Coach Morgan Wootten led DeMatha High basketball during  a 1965 game in which it upset New York City’s Power Memorial and Kareem Abdul-Jabbar (then Lew Alcindor). The event sold out Cole Field House at the University of Maryland. (Toni L. Sandys/The Washington Post)

Filmmaker Bill Hayes and college basketball assistant coach Dereck Whittenburg sat knee-to-knee on a commuter jet together six years ago on a three-hour flight up the East Coast. When they landed, the two had pledged to produce a documentary together about legendary DeMatha basketball coach Morgan Wootten, one of the most successful coaches in the high school history.

“Morgan Wootten: The Godfather of Basketball” premiered Thursday night in the cafeteria at the Hyattsville school before an audience of former DeMatha players and boosters.


The most important review came in right away: “They did a phenomenal job,” said Wootten, 86, who won 1,274 games in his 46 years at DeMatha.

His teams won five high school national championships and 22 Washington, D.C. titles and never lost more than two games in a row. According to the film, over a 30-year period, every player who came through his basketball team earned a college scholarship. He invented the modern “charging” offensive foul and the concept of the fast break.

Before Wootten, when defenders stole the ball, they just stood there.
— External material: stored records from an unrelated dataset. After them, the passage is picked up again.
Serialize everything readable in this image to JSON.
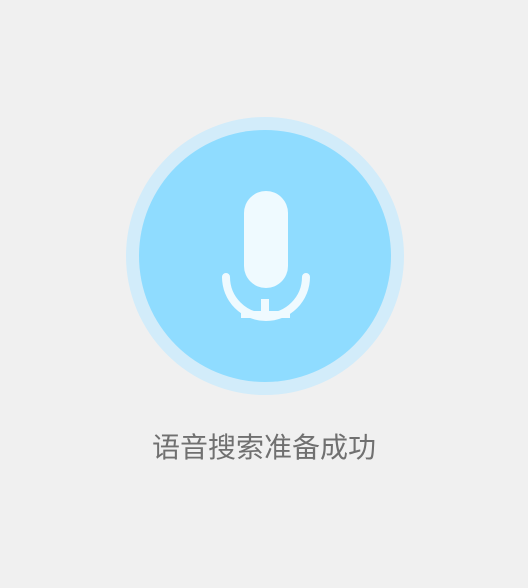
{
  "status": {
    "message": "语音搜索准备成功"
  },
  "mic": {
    "icon": "microphone-icon",
    "ring_color": "#d2ecfa",
    "button_color": "#8fdcff",
    "icon_color": "#effaff"
  },
  "colors": {
    "background": "#f0f0f0",
    "text": "#707070"
  }
}
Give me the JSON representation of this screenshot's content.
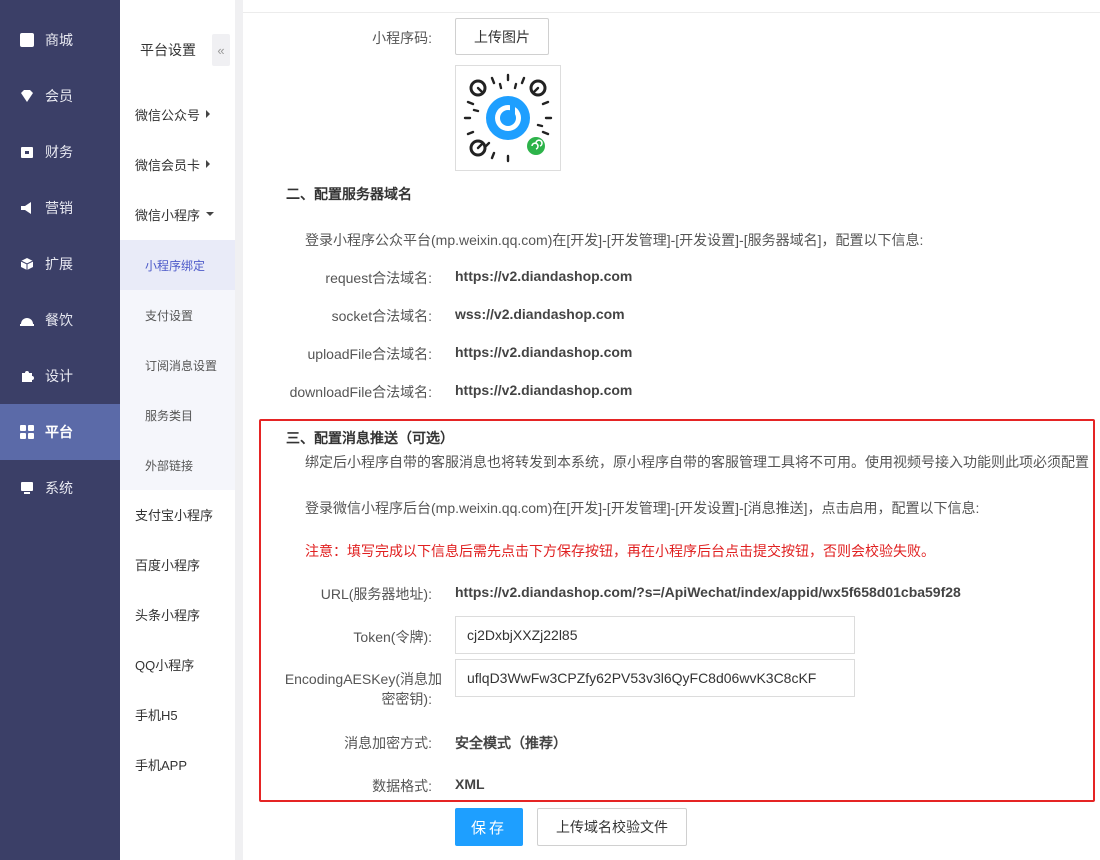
{
  "nav1": {
    "items": [
      {
        "label": "商城",
        "icon": "shop-icon"
      },
      {
        "label": "会员",
        "icon": "member-icon"
      },
      {
        "label": "财务",
        "icon": "finance-icon"
      },
      {
        "label": "营销",
        "icon": "megaphone-icon"
      },
      {
        "label": "扩展",
        "icon": "cube-icon"
      },
      {
        "label": "餐饮",
        "icon": "dining-icon"
      },
      {
        "label": "设计",
        "icon": "puzzle-icon"
      },
      {
        "label": "平台",
        "icon": "grid-icon",
        "active": true
      },
      {
        "label": "系统",
        "icon": "monitor-icon"
      }
    ]
  },
  "nav2": {
    "title": "平台设置",
    "collapse": "«",
    "items": {
      "wx_official": "微信公众号",
      "wx_card": "微信会员卡",
      "wx_mini": "微信小程序",
      "sub_bind": "小程序绑定",
      "sub_pay": "支付设置",
      "sub_subscribe": "订阅消息设置",
      "sub_category": "服务类目",
      "sub_link": "外部链接",
      "alipay": "支付宝小程序",
      "baidu": "百度小程序",
      "toutiao": "头条小程序",
      "qq": "QQ小程序",
      "h5": "手机H5",
      "app": "手机APP"
    }
  },
  "form": {
    "qrcode_label": "小程序码:",
    "upload_image": "上传图片",
    "section2_title": "二、配置服务器域名",
    "section2_desc": "登录小程序公众平台(mp.weixin.qq.com)在[开发]-[开发管理]-[开发设置]-[服务器域名]，配置以下信息:",
    "request_label": "request合法域名:",
    "request_value": "https://v2.diandashop.com",
    "socket_label": "socket合法域名:",
    "socket_value": "wss://v2.diandashop.com",
    "upload_label": "uploadFile合法域名:",
    "upload_value": "https://v2.diandashop.com",
    "download_label": "downloadFile合法域名:",
    "download_value": "https://v2.diandashop.com",
    "section3_title": "三、配置消息推送（可选）",
    "section3_note": "绑定后小程序自带的客服消息也将转发到本系统，原小程序自带的客服管理工具将不可用。使用视频号接入功能则此项必须配置",
    "section3_desc": "登录微信小程序后台(mp.weixin.qq.com)在[开发]-[开发管理]-[开发设置]-[消息推送]，点击启用，配置以下信息:",
    "warning": "注意：填写完成以下信息后需先点击下方保存按钮，再在小程序后台点击提交按钮，否则会校验失败。",
    "url_label": "URL(服务器地址):",
    "url_value": "https://v2.diandashop.com/?s=/ApiWechat/index/appid/wx5f658d01cba59f28",
    "token_label": "Token(令牌):",
    "token_value": "cj2DxbjXXZj22l85",
    "aes_label_1": "EncodingAESKey(消息加",
    "aes_label_2": "密密钥):",
    "aes_value": "uflqD3WwFw3CPZfy62PV53v3l6QyFC8d06wvK3C8cKF",
    "encrypt_label": "消息加密方式:",
    "encrypt_value": "安全模式（推荐）",
    "format_label": "数据格式:",
    "format_value": "XML",
    "save_button": "保存",
    "upload_verify_button": "上传域名校验文件"
  },
  "colors": {
    "nav_bg": "#3b3f67",
    "nav_active": "#5b6aa8",
    "primary": "#1e9fff",
    "warning": "#e02020",
    "highlight_border": "#e52424"
  }
}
He was inducted into the Naismith Memorial Basketball Hall of Fame in 2000, but Hayes, the film’s executive producer and director, said that for years Wootten’s legend was a local one. Hopefully, that will change, he said.

“I couldn’t believe that one high school coach could do all these things,” Hayes said. “I couldn’t believe nobody knew his story. We need more leaders like him.”

Hayes highlights in the 1-hour, 14-minute documentary Wootten’s role developing DeMatha into an athletic powerhouse. When Wootten arrived at the school in 1956, the Stags had dropped out of the Washington Catholic League, the precursor to the Washington Catholic Athletic Conference.

“We can change that,” Wootten says with a smirk while reminiscing in the film’s opening minutes.

He helped integrate DeMatha three years later, and stayed at the school until his retirement, turning down numerous offers to coach in college and  professionally. He spurned an $800,000 contract from North Carolina State in 1980.

Family friends bought Wootten a fake newspaper with a poster headline that read, “Morgan Stays at DeMatha and Joey Keeps Paper Route,” to rib his son Joe Wootten, now the athletic director and boys’ basketball coach at Bishop O’Connell High School in Arlington.

The movie is available to rent for $4.99 or purchase for $12.99 on iTunes, Amazon and Google Play.